A Project in India Is Turning Discarded Fishing Nets Into Surfboards to Reduce Ocean Plastic
From the San Francisco International Airport to the entire country of Ethiopia, people are trying to save our dying planet. The latest innovative recycling effort comes from the southern Indian state of Tamil Nadu, where fishermen are working to give discarded fishing nets a new life as surfboards.
According to The Straits Times, the endeavor is a collaboration between DSM, a nutrition and sustainable living corporation, and Thailand-based water sports company Starboard. Uday Shetty, the operations director of DSM Engineering Plastics, explained to The Straits Times that after they remove the out-of-use nets from the water, they clean, granulate, and transport them to their facilities in Pune, India. There, the deconstructed nets will undergo a strict quality check before being manufactured into eco-friendly surfboards.
When the sun rises over the horizon in the Indian village of Kuthenkuly, Jesuraja and his fellow fishermen prepare for a new day at sea. But they are not looking for fish - they are searching for abandoned fishing nets floating in the Indian Ocean to recycle into surfboards pic.twitter.com/hZfNOcWyq0
— Reuters Top News (@Reuters) August 6, 2019

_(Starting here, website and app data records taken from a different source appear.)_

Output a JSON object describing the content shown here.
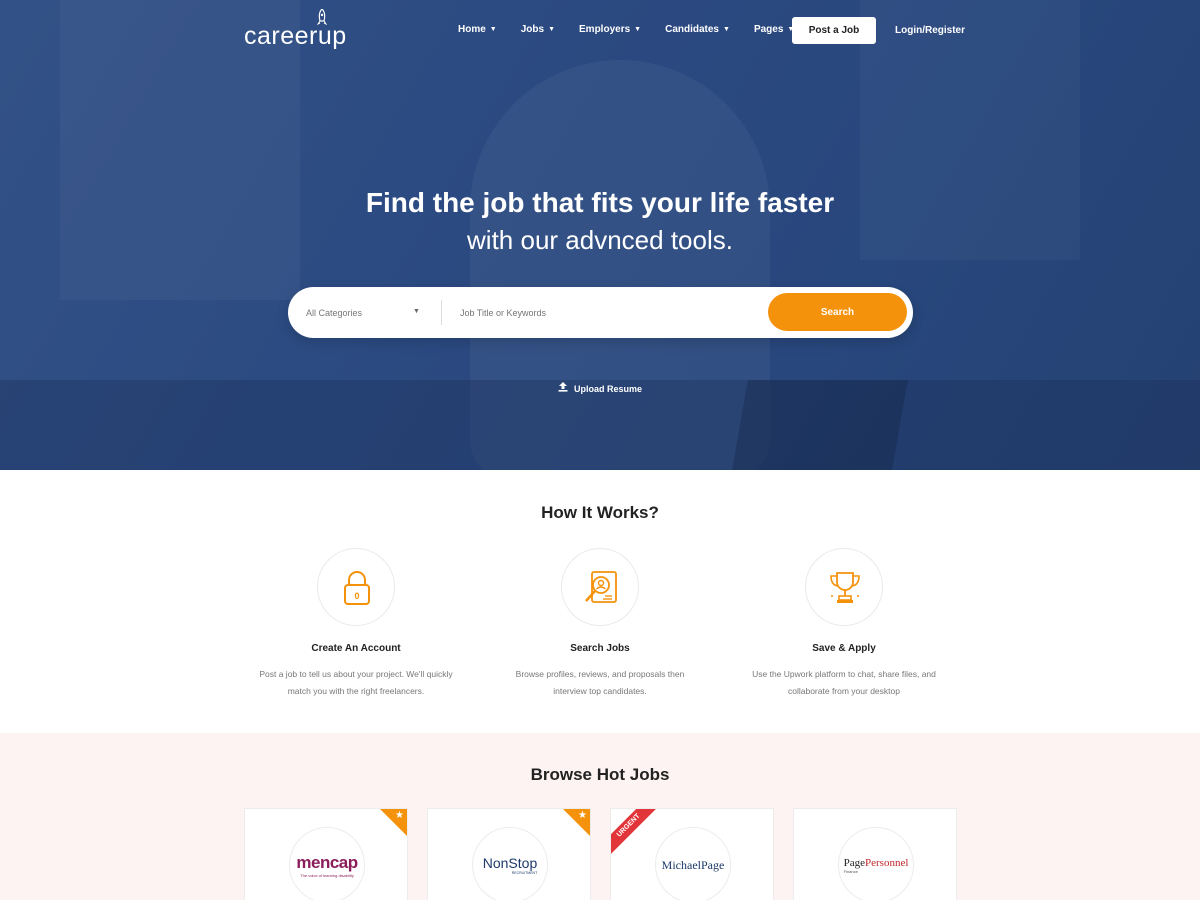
{
  "header": {
    "logo": "careerup",
    "nav": [
      {
        "label": "Home"
      },
      {
        "label": "Jobs"
      },
      {
        "label": "Employers"
      },
      {
        "label": "Candidates"
      },
      {
        "label": "Pages"
      }
    ],
    "post_job": "Post a Job",
    "login": "Login/Register"
  },
  "hero": {
    "headline_line1": "Find the job that fits your life faster",
    "headline_line2": "with our advnced tools.",
    "search": {
      "category_value": "All Categories",
      "keywords_placeholder": "Job Title or Keywords",
      "button": "Search"
    },
    "upload_resume": "Upload Resume"
  },
  "how_it_works": {
    "title": "How It Works?",
    "steps": [
      {
        "icon": "lock-icon",
        "title": "Create An Account",
        "desc_line1": "Post a job to tell us about your project. We'll quickly",
        "desc_line2": "match you with the right freelancers."
      },
      {
        "icon": "search-document-icon",
        "title": "Search Jobs",
        "desc_line1": "Browse profiles, reviews, and proposals then",
        "desc_line2": "interview top candidates."
      },
      {
        "icon": "trophy-icon",
        "title": "Save & Apply",
        "desc_line1": "Use the Upwork platform to chat, share files, and",
        "desc_line2": "collaborate from your desktop"
      }
    ]
  },
  "browse": {
    "title": "Browse Hot Jobs",
    "cards": [
      {
        "company": "mencap",
        "tagline": "The voice of learning disability",
        "badge": "star"
      },
      {
        "company": "NonStop",
        "tagline": "RECRUITMENT",
        "badge": "star"
      },
      {
        "company": "MichaelPage",
        "badge": "urgent",
        "badge_label": "URGENT"
      },
      {
        "company_part1": "Page",
        "company_part2": "Personnel",
        "tagline": "Finance"
      }
    ]
  },
  "colors": {
    "accent": "#f5920c",
    "hero_blue": "#2f4f86",
    "urgent": "#e2353a",
    "browse_bg": "#fdf3f2"
  }
}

The nylon plastic nets, often called “ghost nets,” create a whole host of issues for people and ocean dwellers alike. In addition to getting caught in the nets, fish sometimes consume pieces of them; and since there’s always a bigger fish, the bits of plastic continue to work their way up the food chain. The nets also snag boat propellers, which can damage their engines. As mentioned in a DSM press release, experts estimate that there are around 640,000 tons of the nets in the ocean, which accounts for nearly 10 percent of all ocean plastic waste.
“We look beyond society’s current model of take-make-dispose and instead try to mimic nature and the circle of life,” Matt Gray, a commercial director for DSM Engineering Plastics, said in the press release. By transforming the nets into fins, fin boxes, SUP pumps, and other parts of surfboards, the nets can return to the ocean in a much more environmentally conscious way.

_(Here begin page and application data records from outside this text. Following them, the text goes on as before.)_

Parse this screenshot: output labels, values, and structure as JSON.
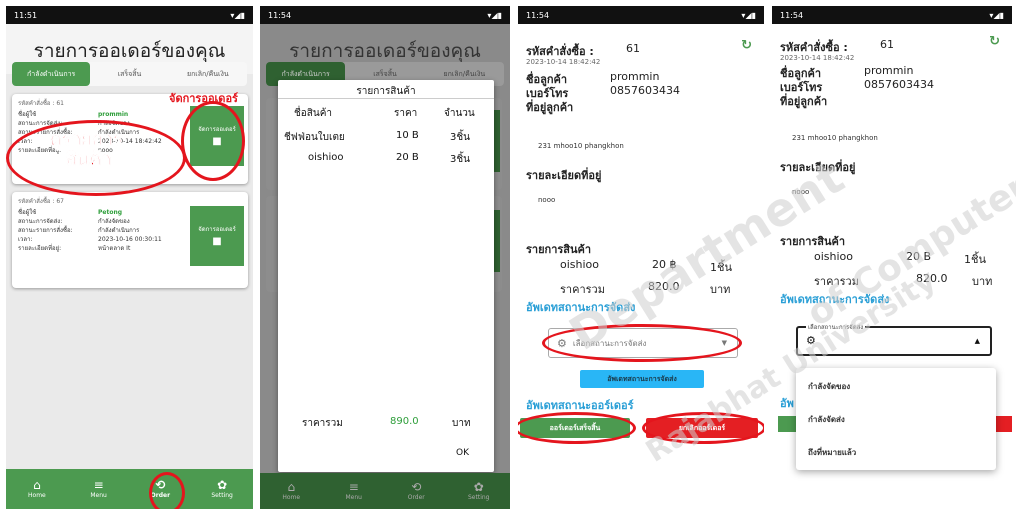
{
  "colors": {
    "accent_green": "#4c9a50",
    "annotation_red": "#e4151d",
    "link_cyan": "#2a9fd6",
    "danger_red": "#e41f23",
    "cyan_button": "#29b6f6"
  },
  "p1": {
    "time": "11:51",
    "title": "รายการออเดอร์ของคุณ",
    "tabs": [
      "กำลังดำเนินการ",
      "เสร็จสิ้น",
      "ยกเลิก/คืนเงิน"
    ],
    "order1": {
      "id_line": "รหัสคำสั่งซื้อ : 61",
      "name_label": "ชื่อผู้ใช้",
      "name_value": "prommin",
      "status_label": "สถานะการจัดส่ง:",
      "status_value": "กำลังจัดของ",
      "order_status_label": "สถานะรายการสั่งซื้อ:",
      "order_status_value": "กำลังดำเนินการ",
      "time_label": "เวลา:",
      "time_value": "2023-10-14 18:42:42",
      "address_label": "รายละเอียดที่อยู่:",
      "address_value": "nooo",
      "button": "จัดการออเดอร์"
    },
    "order2": {
      "id_line": "รหัสคำสั่งซื้อ : 67",
      "name_label": "ชื่อผู้ใช้",
      "name_value": "Petong",
      "status_label": "สถานะการจัดส่ง:",
      "status_value": "กำลังจัดของ",
      "order_status_label": "สถานะรายการสั่งซื้อ:",
      "order_status_value": "กำลังดำเนินการ",
      "time_label": "เวลา:",
      "time_value": "2023-10-16 00:30:11",
      "address_label": "รายละเอียดที่อยู่:",
      "address_value": "หน้าตลาด It",
      "button": "จัดการออเดอร์"
    },
    "annot_manage": "จัดการออเดอร์",
    "annot_list_1": "ดูรายการ",
    "annot_list_2": "สินค้า",
    "nav": [
      "Home",
      "Menu",
      "Order",
      "Setting"
    ]
  },
  "p2": {
    "time": "11:54",
    "title": "รายการออเดอร์ของคุณ",
    "tabs": [
      "กำลังดำเนินการ",
      "เสร็จสิ้น",
      "ยกเลิก/คืนเงิน"
    ],
    "dialog_title": "รายการสินค้า",
    "col_name": "ชื่อสินค้า",
    "col_price": "ราคา",
    "col_qty": "จำนวน",
    "rows": [
      {
        "name": "ชีฟฟ่อนใบเตย",
        "price": "10 B",
        "qty": "3ชิ้น"
      },
      {
        "name": "oishioo",
        "price": "20 B",
        "qty": "3ชิ้น"
      }
    ],
    "total_label": "ราคารวม",
    "total_value": "890.0",
    "total_unit": "บาท",
    "ok": "OK",
    "nav": [
      "Home",
      "Menu",
      "Order",
      "Setting"
    ]
  },
  "p3": {
    "time": "11:54",
    "order_id_label": "รหัสคำสั่งซื้อ :",
    "order_id": "61",
    "date": "2023-10-14 18:42:42",
    "customer_label": "ชื่อลูกค้า",
    "customer": "prommin",
    "phone_label": "เบอร์โทร",
    "phone": "0857603434",
    "address_label": "ที่อยู่ลูกค้า",
    "address": "231 mhoo10 phangkhon",
    "detail_label": "รายละเอียดที่อยู่",
    "detail": "nooo",
    "items_label": "รายการสินค้า",
    "item": {
      "name": "oishioo",
      "price": "20 ฿",
      "qty": "1ชิ้น"
    },
    "total_label": "ราคารวม",
    "total_value": "820.0",
    "total_unit": "บาท",
    "update_ship_label": "อัพเดทสถานะการจัดส่ง",
    "dropdown_placeholder": "เลือกสถานะการจัดส่ง",
    "update_ship_button": "อัพเดทสถานะการจัดส่ง",
    "update_order_label": "อัพเดทสถานะออร์เดอร์",
    "complete_button": "ออร์เดอร์เสร็จสิ้น",
    "cancel_button": "ยกเลิกออร์เดอร์"
  },
  "p4": {
    "time": "11:54",
    "order_id_label": "รหัสคำสั่งซื้อ :",
    "order_id": "61",
    "date": "2023-10-14 18:42:42",
    "customer_label": "ชื่อลูกค้า",
    "customer": "prommin",
    "phone_label": "เบอร์โทร",
    "phone": "0857603434",
    "address_label": "ที่อยู่ลูกค้า",
    "address": "231 mhoo10 phangkhon",
    "detail_label": "รายละเอียดที่อยู่",
    "detail": "nooo",
    "items_label": "รายการสินค้า",
    "item": {
      "name": "oishioo",
      "price": "20 B",
      "qty": "1ชิ้น"
    },
    "total_label": "ราคารวม",
    "total_value": "820.0",
    "total_unit": "บาท",
    "update_ship_label": "อัพเดทสถานะการจัดส่ง",
    "dropdown_float_label": "เลือกสถานะการจัดส่ง",
    "options": [
      "กำลังจัดของ",
      "กำลังจัดส่ง",
      "ถึงที่หมายแล้ว"
    ],
    "update_order_label_partial": "อัพ"
  },
  "watermark": [
    "Department",
    "of Computer",
    "Rajabhat University"
  ]
}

And the benefits of the project aren’t limited to the ocean—it also creates an employment opportunity for the surrounding villagers. As the press release states, “the collection, sorting, cleaning, and processing of discarded fishing nets creates sustainable livelihoods for several local communities in India.”
[h/t The Straits Times]